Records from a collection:
===

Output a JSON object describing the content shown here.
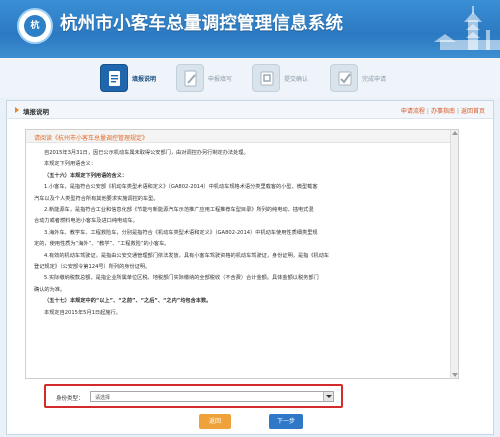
{
  "header": {
    "title": "杭州市小客车总量调控管理信息系统",
    "logo_text": "杭"
  },
  "steps": [
    {
      "label": "填报说明",
      "icon": "document-icon",
      "active": true
    },
    {
      "label": "申报填写",
      "icon": "edit-icon",
      "active": false
    },
    {
      "label": "提交确认",
      "icon": "submit-icon",
      "active": false
    },
    {
      "label": "完成申请",
      "icon": "check-icon",
      "active": false
    }
  ],
  "panel": {
    "title": "填报说明",
    "links": [
      "申请流程",
      "办事指南",
      "返回首页"
    ]
  },
  "content": {
    "banner": "请阅读《杭州市小客车总量调控管理规定》",
    "lines": [
      {
        "text": "自2015年3月31日，因已公示机动车属未取得公安部门，由对调控办另行制定办法处理。",
        "style": "indent"
      },
      {
        "text": "本规定下列用语含义：",
        "style": "indent"
      },
      {
        "text": "（五十六）本规定下列用语的含义：",
        "style": "bold"
      },
      {
        "text": "1.小客车，是指符合公安部《机动车类型术语和定义》（GA802-2014）中机动车规格术语分类里载客的小型、微型载客",
        "style": "indent"
      },
      {
        "text": "汽车以及个人类型符合所有其他要求实施调控的车型。",
        "style": ""
      },
      {
        "text": "2.新能源车，是指符合工业和信息化部《节能与新能源汽车示范推广应用工程推荐车型目录》所列的纯电动、插电式混",
        "style": "indent"
      },
      {
        "text": "合动力或者燃料电池小客车及进口纯电动车。",
        "style": ""
      },
      {
        "text": "3.海外车、教学车、工程救险车，分别是指符合《机动车类型术语和定义》（GA802-2014）中机动车使用性质细类里规",
        "style": "indent"
      },
      {
        "text": "定的，使用性质为“海外”、“教学”、“工程救险”的小客车。",
        "style": ""
      },
      {
        "text": "4.有效的机动车驾驶证，是指由公安交通管理部门依法发放，具有小客车驾驶资格的机动车驾驶证，身份证明，是指《机动车",
        "style": "indent"
      },
      {
        "text": "登记规定》（公安部令第124号）所列的身份证明。",
        "style": ""
      },
      {
        "text": "5.实际缴纳税款总额，是指企业所属单位区税、地税部门实际缴纳的全部税收（不含费）合计金额。具体金额以税务部门",
        "style": "indent"
      },
      {
        "text": "确认的为准。",
        "style": ""
      },
      {
        "text": "（五十七）本规定中的“以上”、“之前”、“之后”、“之内”均包含本数。",
        "style": "bold"
      },
      {
        "text": "本规定自2015年5月1日起施行。",
        "style": "indent"
      }
    ]
  },
  "id_type": {
    "label": "身份类型：",
    "selected": "请选择"
  },
  "buttons": {
    "back": "返回",
    "next": "下一步"
  },
  "colors": {
    "header_blue": "#2b79c2",
    "step_active": "#1f66ad",
    "link_orange": "#d9541e",
    "highlight_red": "#d42a2a",
    "back_button": "#f0a23a",
    "next_button": "#2f78c8"
  }
}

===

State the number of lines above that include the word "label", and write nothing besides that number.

5